Dr Falk Herwig said, “Until recently we’ve only had one-dimensional models of the interior. That’s very different from being able to work out in detail and 2 or 3 dimensions what’s going on deep inside and seeing how the different layers interact. The three-dimensional simulation is so complicated that we have been using as much computing time as some of the large cosmological simulations. This is the first time that we’ve been able to see and actually measure the internal gravity waves that are caused by the convective motions in the unstable layer.”
The simulations show that there is minimal penetration of material into adjoining layers from the convection zone but gravitational mode oscillations with a dominating horizontal velocity component, induced at the convective boundaries do cause some of mixing across layers.
Helium-shell flash convection is dominated by large convective cells that are centered in the lower half of the convection zone. The animations show entropy or temperature fluctuations which start off as small bumps at the bottom of the convection zone and expand upwards, developing mushroom-like instabilities that merge into large-scale features. The stable regions above and below are filled with horizontal waves, which are induced almost as soon as the convection plumes start to grow. This means that the gravity waves are not created by the plumes actually hitting the boundaries, but are induced by the build-up of pressure above the plumes.
Anita Heward | alfa
Tiny lasers from a gallery of whispers
20.09.2017 | American Institute of Physics
New quantum phenomena in graphene superlattices
19.09.2017 | Graphene Flagship
Whispering gallery mode (WGM) resonators are used to make tiny micro-lasers, sensors, switches, routers and other devices. These tiny structures rely on a...
Using ultrafast flashes of laser and x-ray radiation, scientists at the Max Planck Institute of Quantum Optics (Garching, Germany) took snapshots of the briefest electron motion inside a solid material to date. The electron motion lasted only 750 billionths of the billionth of a second before it fainted, setting a new record of human capability to capture ultrafast processes inside solids!
When x-rays shine onto solid materials or large molecules, an electron is pushed away from its original place near the nucleus of the atom, leaving a hole...
For the first time, physicists have successfully imaged spiral magnetic ordering in a multiferroic material. These materials are considered highly promising candidates for future data storage media. The researchers were able to prove their findings using unique quantum sensors that were developed at Basel University and that can analyze electromagnetic fields on the nanometer scale. The results – obtained by scientists from the University of Basel’s Department of Physics, the Swiss Nanoscience Institute, the University of Montpellier and several laboratories from University Paris-Saclay – were recently published in the journal Nature.
Multiferroics are materials that simultaneously react to electric and magnetic fields. These two properties are rarely found together, and their combined...
MBM ScienceBridge GmbH successfully negotiated a license agreement between University Medical Center Göttingen (UMG) and the biotech company Tissue Systems Holding GmbH about commercial use of a multi-well tissue plate for automated and reliable tissue engineering & drug testing.

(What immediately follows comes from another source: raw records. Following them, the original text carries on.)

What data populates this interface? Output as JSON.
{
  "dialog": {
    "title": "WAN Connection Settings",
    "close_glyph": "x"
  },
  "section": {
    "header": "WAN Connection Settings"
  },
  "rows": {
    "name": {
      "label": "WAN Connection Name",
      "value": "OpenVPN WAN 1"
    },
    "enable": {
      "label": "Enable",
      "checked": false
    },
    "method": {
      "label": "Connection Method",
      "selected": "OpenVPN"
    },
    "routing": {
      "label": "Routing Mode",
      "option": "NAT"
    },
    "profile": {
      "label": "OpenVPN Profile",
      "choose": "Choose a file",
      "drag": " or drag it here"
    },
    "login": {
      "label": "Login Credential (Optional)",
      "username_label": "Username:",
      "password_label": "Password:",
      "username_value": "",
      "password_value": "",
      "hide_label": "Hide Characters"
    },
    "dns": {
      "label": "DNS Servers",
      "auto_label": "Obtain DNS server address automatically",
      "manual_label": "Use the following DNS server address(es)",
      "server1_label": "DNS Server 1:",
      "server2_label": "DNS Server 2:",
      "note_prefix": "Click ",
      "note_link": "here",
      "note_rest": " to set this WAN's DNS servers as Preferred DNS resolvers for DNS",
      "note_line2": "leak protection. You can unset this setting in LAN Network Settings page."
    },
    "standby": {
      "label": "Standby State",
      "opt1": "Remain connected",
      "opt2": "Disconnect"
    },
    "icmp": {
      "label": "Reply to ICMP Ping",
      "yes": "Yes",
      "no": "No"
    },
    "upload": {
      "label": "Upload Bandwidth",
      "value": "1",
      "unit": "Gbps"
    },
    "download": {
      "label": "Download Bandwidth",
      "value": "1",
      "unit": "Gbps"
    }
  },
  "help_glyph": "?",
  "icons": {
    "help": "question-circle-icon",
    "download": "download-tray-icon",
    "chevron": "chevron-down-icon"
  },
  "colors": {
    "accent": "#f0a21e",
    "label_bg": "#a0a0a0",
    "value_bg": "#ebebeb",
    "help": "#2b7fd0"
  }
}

MBM ScienceBridge GmbH successfully negotiated a license agreement between University Medical Center Göttingen (UMG) and the biotech company Tissue Systems...
Pathogenic bacteria are becoming resistant to common antibiotics to an ever increasing degree. One of the most difficult germs is Pseudomonas aeruginosa, a...
19.09.2017 | Event News
12.09.2017 | Event News
06.09.2017 | Event News
20.09.2017 | Life Sciences
20.09.2017 | Power and Electrical Engineering
20.09.2017 | Physics and Astronomy